▸ Exercise goal
Every entry below should be printed exactly, without its images.

▸ Supplied data
>>>
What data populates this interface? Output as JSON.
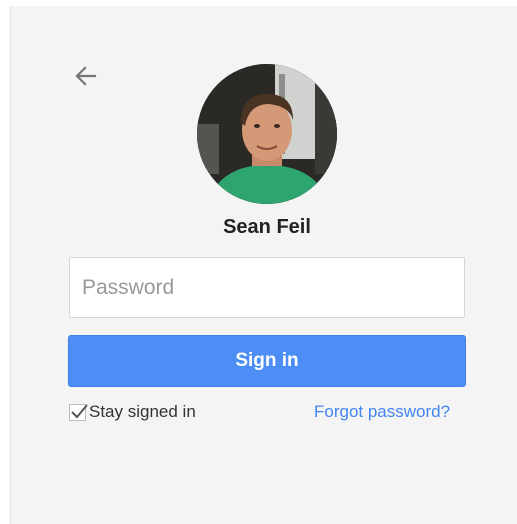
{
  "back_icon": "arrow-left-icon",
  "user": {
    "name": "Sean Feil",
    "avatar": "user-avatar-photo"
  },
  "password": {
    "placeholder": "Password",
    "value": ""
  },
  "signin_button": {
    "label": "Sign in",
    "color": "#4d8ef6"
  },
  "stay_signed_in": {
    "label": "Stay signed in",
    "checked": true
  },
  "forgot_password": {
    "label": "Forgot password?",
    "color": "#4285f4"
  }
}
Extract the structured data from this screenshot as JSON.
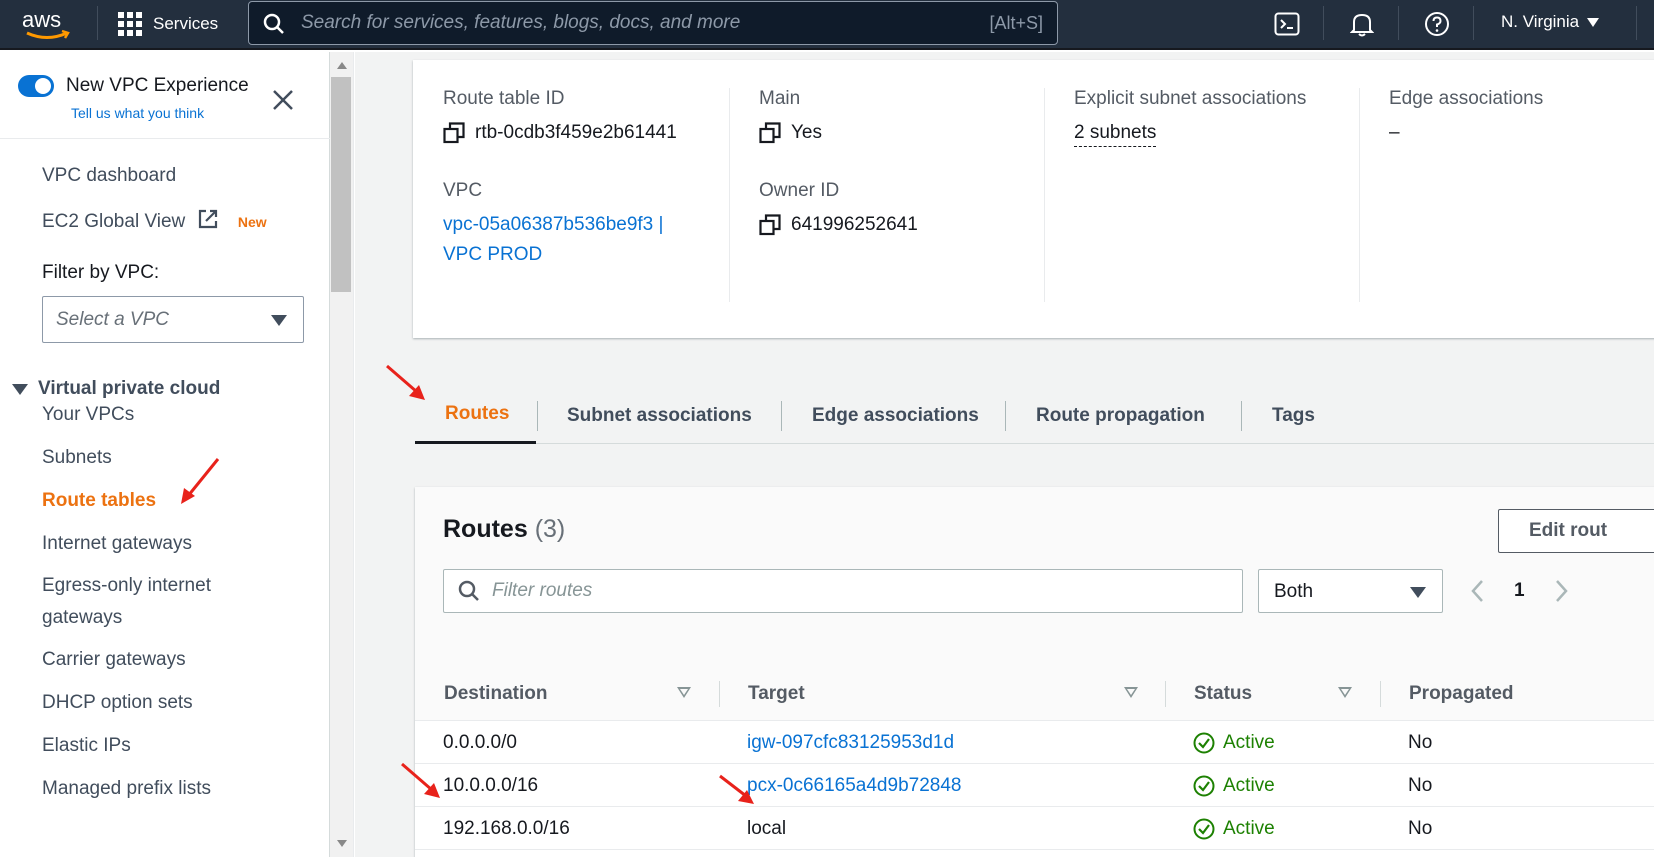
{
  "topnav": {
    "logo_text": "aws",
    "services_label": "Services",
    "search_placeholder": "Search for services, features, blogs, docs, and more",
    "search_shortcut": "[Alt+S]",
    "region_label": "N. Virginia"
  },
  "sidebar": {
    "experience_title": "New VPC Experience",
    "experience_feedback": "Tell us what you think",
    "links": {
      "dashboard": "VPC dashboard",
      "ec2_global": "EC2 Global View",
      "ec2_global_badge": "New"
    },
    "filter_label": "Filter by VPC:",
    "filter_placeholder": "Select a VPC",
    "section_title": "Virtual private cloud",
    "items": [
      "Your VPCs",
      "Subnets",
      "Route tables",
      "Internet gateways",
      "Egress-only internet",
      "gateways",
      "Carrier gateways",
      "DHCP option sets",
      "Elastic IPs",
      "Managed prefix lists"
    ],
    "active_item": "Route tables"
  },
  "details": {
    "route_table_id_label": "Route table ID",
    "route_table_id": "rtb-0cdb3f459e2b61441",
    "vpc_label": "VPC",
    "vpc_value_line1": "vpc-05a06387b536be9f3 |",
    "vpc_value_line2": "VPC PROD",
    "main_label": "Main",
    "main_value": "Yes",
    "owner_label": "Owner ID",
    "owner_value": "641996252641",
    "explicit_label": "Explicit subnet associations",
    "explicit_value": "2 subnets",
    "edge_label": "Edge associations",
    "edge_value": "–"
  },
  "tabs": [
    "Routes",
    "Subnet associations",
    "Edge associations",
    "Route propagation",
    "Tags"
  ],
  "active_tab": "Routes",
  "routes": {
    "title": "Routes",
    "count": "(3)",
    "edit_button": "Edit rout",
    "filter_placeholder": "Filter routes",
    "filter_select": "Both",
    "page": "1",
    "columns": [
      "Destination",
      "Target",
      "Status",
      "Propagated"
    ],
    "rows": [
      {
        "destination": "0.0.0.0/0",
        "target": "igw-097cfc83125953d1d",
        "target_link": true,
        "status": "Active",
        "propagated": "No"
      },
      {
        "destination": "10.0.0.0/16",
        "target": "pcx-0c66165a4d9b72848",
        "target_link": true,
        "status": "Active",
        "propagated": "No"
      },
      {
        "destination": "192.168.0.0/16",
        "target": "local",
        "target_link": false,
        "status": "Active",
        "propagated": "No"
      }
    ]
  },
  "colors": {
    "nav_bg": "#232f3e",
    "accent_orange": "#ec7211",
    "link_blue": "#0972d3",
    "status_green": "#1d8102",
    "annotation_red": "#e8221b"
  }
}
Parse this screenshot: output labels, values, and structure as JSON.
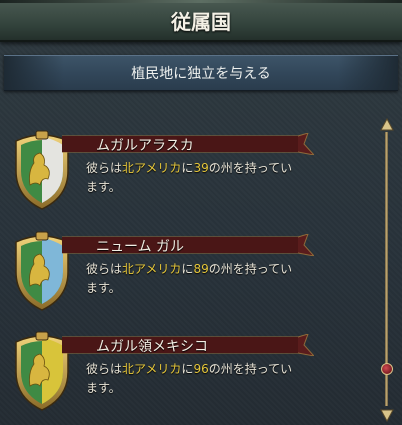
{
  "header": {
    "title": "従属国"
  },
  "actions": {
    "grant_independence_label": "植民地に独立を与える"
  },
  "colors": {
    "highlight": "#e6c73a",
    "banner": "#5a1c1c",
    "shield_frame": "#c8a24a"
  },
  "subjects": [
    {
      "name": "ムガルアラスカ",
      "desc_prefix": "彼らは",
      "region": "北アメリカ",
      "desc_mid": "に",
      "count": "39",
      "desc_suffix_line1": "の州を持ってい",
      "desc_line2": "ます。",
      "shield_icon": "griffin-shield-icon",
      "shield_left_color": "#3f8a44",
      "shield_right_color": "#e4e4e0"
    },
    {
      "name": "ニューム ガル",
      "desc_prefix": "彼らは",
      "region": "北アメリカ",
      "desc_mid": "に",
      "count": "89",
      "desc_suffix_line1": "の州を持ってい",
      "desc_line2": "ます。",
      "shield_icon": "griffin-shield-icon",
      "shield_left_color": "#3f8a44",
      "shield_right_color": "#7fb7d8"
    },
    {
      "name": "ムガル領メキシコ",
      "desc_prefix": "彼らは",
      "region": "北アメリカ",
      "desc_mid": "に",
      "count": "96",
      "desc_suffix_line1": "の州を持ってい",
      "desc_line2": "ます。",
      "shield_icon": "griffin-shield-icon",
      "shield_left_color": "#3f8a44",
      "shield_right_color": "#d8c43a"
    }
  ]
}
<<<
▸ Answer box
What data populates this interface? Output as JSON.
{
  "back_icon": "arrow-left-icon",
  "user": {
    "name": "Sean Feil",
    "avatar": "user-avatar-photo"
  },
  "password": {
    "placeholder": "Password",
    "value": ""
  },
  "signin_button": {
    "label": "Sign in",
    "color": "#4d8ef6"
  },
  "stay_signed_in": {
    "label": "Stay signed in",
    "checked": true
  },
  "forgot_password": {
    "label": "Forgot password?",
    "color": "#4285f4"
  }
}
Extract the structured data from this screenshot as JSON.
{
  "topnav": {
    "logo_text": "aws",
    "services_label": "Services",
    "search_placeholder": "Search for services, features, blogs, docs, and more",
    "search_shortcut": "[Alt+S]",
    "region_label": "N. Virginia"
  },
  "sidebar": {
    "experience_title": "New VPC Experience",
    "experience_feedback": "Tell us what you think",
    "links": {
      "dashboard": "VPC dashboard",
      "ec2_global": "EC2 Global View",
      "ec2_global_badge": "New"
    },
    "filter_label": "Filter by VPC:",
    "filter_placeholder": "Select a VPC",
    "section_title": "Virtual private cloud",
    "items": [
      "Your VPCs",
      "Subnets",
      "Route tables",
      "Internet gateways",
      "Egress-only internet",
      "gateways",
      "Carrier gateways",
      "DHCP option sets",
      "Elastic IPs",
      "Managed prefix lists"
    ],
    "active_item": "Route tables"
  },
  "details": {
    "route_table_id_label": "Route table ID",
    "route_table_id": "rtb-0cdb3f459e2b61441",
    "vpc_label": "VPC",
    "vpc_value_line1": "vpc-05a06387b536be9f3 |",
    "vpc_value_line2": "VPC PROD",
    "main_label": "Main",
    "main_value": "Yes",
    "owner_label": "Owner ID",
    "owner_value": "641996252641",
    "explicit_label": "Explicit subnet associations",
    "explicit_value": "2 subnets",
    "edge_label": "Edge associations",
    "edge_value": "–"
  },
  "tabs": [
    "Routes",
    "Subnet associations",
    "Edge associations",
    "Route propagation",
    "Tags"
  ],
  "active_tab": "Routes",
  "routes": {
    "title": "Routes",
    "count": "(3)",
    "edit_button": "Edit rout",
    "filter_placeholder": "Filter routes",
    "filter_select": "Both",
    "page": "1",
    "columns": [
      "Destination",
      "Target",
      "Status",
      "Propagated"
    ],
    "rows": [
      {
        "destination": "0.0.0.0/0",
        "target": "igw-097cfc83125953d1d",
        "target_link": true,
        "status": "Active",
        "propagated": "No"
      },
      {
        "destination": "10.0.0.0/16",
        "target": "pcx-0c66165a4d9b72848",
        "target_link": true,
        "status": "Active",
        "propagated": "No"
      },
      {
        "destination": "192.168.0.0/16",
        "target": "local",
        "target_link": false,
        "status": "Active",
        "propagated": "No"
      }
    ]
  },
  "colors": {
    "nav_bg": "#232f3e",
    "accent_orange": "#ec7211",
    "link_blue": "#0972d3",
    "status_green": "#1d8102",
    "annotation_red": "#e8221b"
  }
}
Parse this screenshot: output labels, values, and structure as JSON.
{
  "header": {
    "title": "従属国"
  },
  "actions": {
    "grant_independence_label": "植民地に独立を与える"
  },
  "colors": {
    "highlight": "#e6c73a",
    "banner": "#5a1c1c",
    "shield_frame": "#c8a24a"
  },
  "subjects": [
    {
      "name": "ムガルアラスカ",
      "desc_prefix": "彼らは",
      "region": "北アメリカ",
      "desc_mid": "に",
      "count": "39",
      "desc_suffix_line1": "の州を持ってい",
      "desc_line2": "ます。",
      "shield_icon": "griffin-shield-icon",
      "shield_left_color": "#3f8a44",
      "shield_right_color": "#e4e4e0"
    },
    {
      "name": "ニューム ガル",
      "desc_prefix": "彼らは",
      "region": "北アメリカ",
      "desc_mid": "に",
      "count": "89",
      "desc_suffix_line1": "の州を持ってい",
      "desc_line2": "ます。",
      "shield_icon": "griffin-shield-icon",
      "shield_left_color": "#3f8a44",
      "shield_right_color": "#7fb7d8"
    },
    {
      "name": "ムガル領メキシコ",
      "desc_prefix": "彼らは",
      "region": "北アメリカ",
      "desc_mid": "に",
      "count": "96",
      "desc_suffix_line1": "の州を持ってい",
      "desc_line2": "ます。",
      "shield_icon": "griffin-shield-icon",
      "shield_left_color": "#3f8a44",
      "shield_right_color": "#d8c43a"
    }
  ]
}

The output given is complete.